* Your instructions
Of the lines in the listing below, count those containing "stock". Provide the count and nothing else.

::: Data shown

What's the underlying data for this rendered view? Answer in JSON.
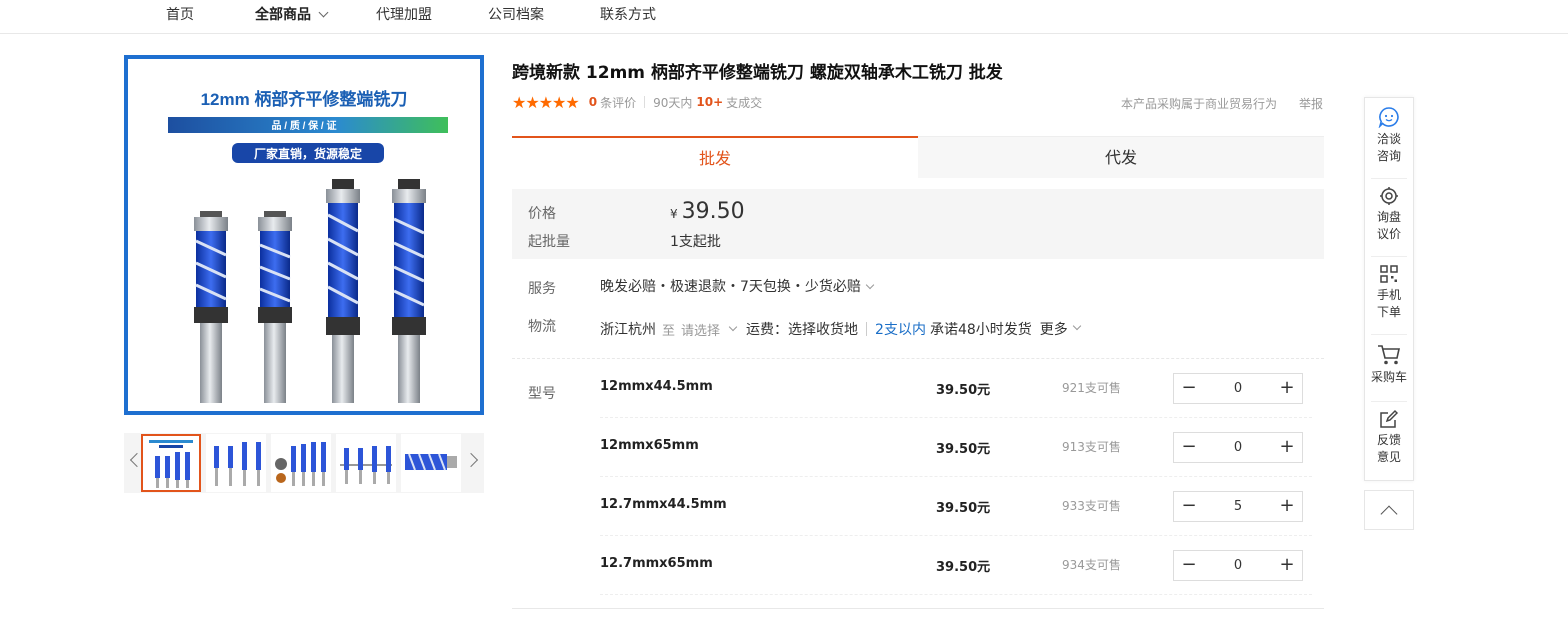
{
  "nav": {
    "items": [
      "首页",
      "全部商品",
      "代理加盟",
      "公司档案",
      "联系方式"
    ]
  },
  "product_image": {
    "banner_title": "12mm 柄部齐平修整端铣刀",
    "quality_band": "品 / 质 / 保 / 证",
    "factory_tag": "厂家直销，货源稳定"
  },
  "product": {
    "title": "跨境新款 12mm 柄部齐平修整端铣刀 螺旋双轴承木工铣刀 批发",
    "stars": "★★★★★",
    "review_count": "0",
    "review_label": "条评价",
    "period": "90天内",
    "sold_count": "10+",
    "sold_label": "支成交",
    "trade_note": "本产品采购属于商业贸易行为",
    "report": "举报"
  },
  "tabs": [
    "批发",
    "代发"
  ],
  "price": {
    "label": "价格",
    "currency": "¥",
    "value": "39.50",
    "moq_label": "起批量",
    "moq_value": "1支起批"
  },
  "service": {
    "label": "服务",
    "text": "晚发必赔・极速退款・7天包换・少货必赔"
  },
  "logistics": {
    "label": "物流",
    "from": "浙江杭州",
    "to_word": "至",
    "select_placeholder": "请选择",
    "fee": "运费：选择收货地",
    "qty_note": "2支以内",
    "promise": "承诺48小时发货",
    "more": "更多"
  },
  "sku": {
    "label": "型号",
    "rows": [
      {
        "name": "12mmx44.5mm",
        "price": "39.50元",
        "stock": "921支可售",
        "qty": "0"
      },
      {
        "name": "12mmx65mm",
        "price": "39.50元",
        "stock": "913支可售",
        "qty": "0"
      },
      {
        "name": "12.7mmx44.5mm",
        "price": "39.50元",
        "stock": "933支可售",
        "qty": "5"
      },
      {
        "name": "12.7mmx65mm",
        "price": "39.50元",
        "stock": "934支可售",
        "qty": "0"
      }
    ],
    "minus": "−",
    "plus": "+"
  },
  "float_panel": {
    "items": [
      "洽谈\n咨询",
      "询盘\n议价",
      "手机\n下单",
      "采购车",
      "反馈\n意见"
    ]
  },
  "colors": {
    "accent": "#e2541b",
    "star": "#ff6a00",
    "link": "#1a6ec7",
    "tool_blue": "#1e6fd0"
  }
}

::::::

* Task solution
4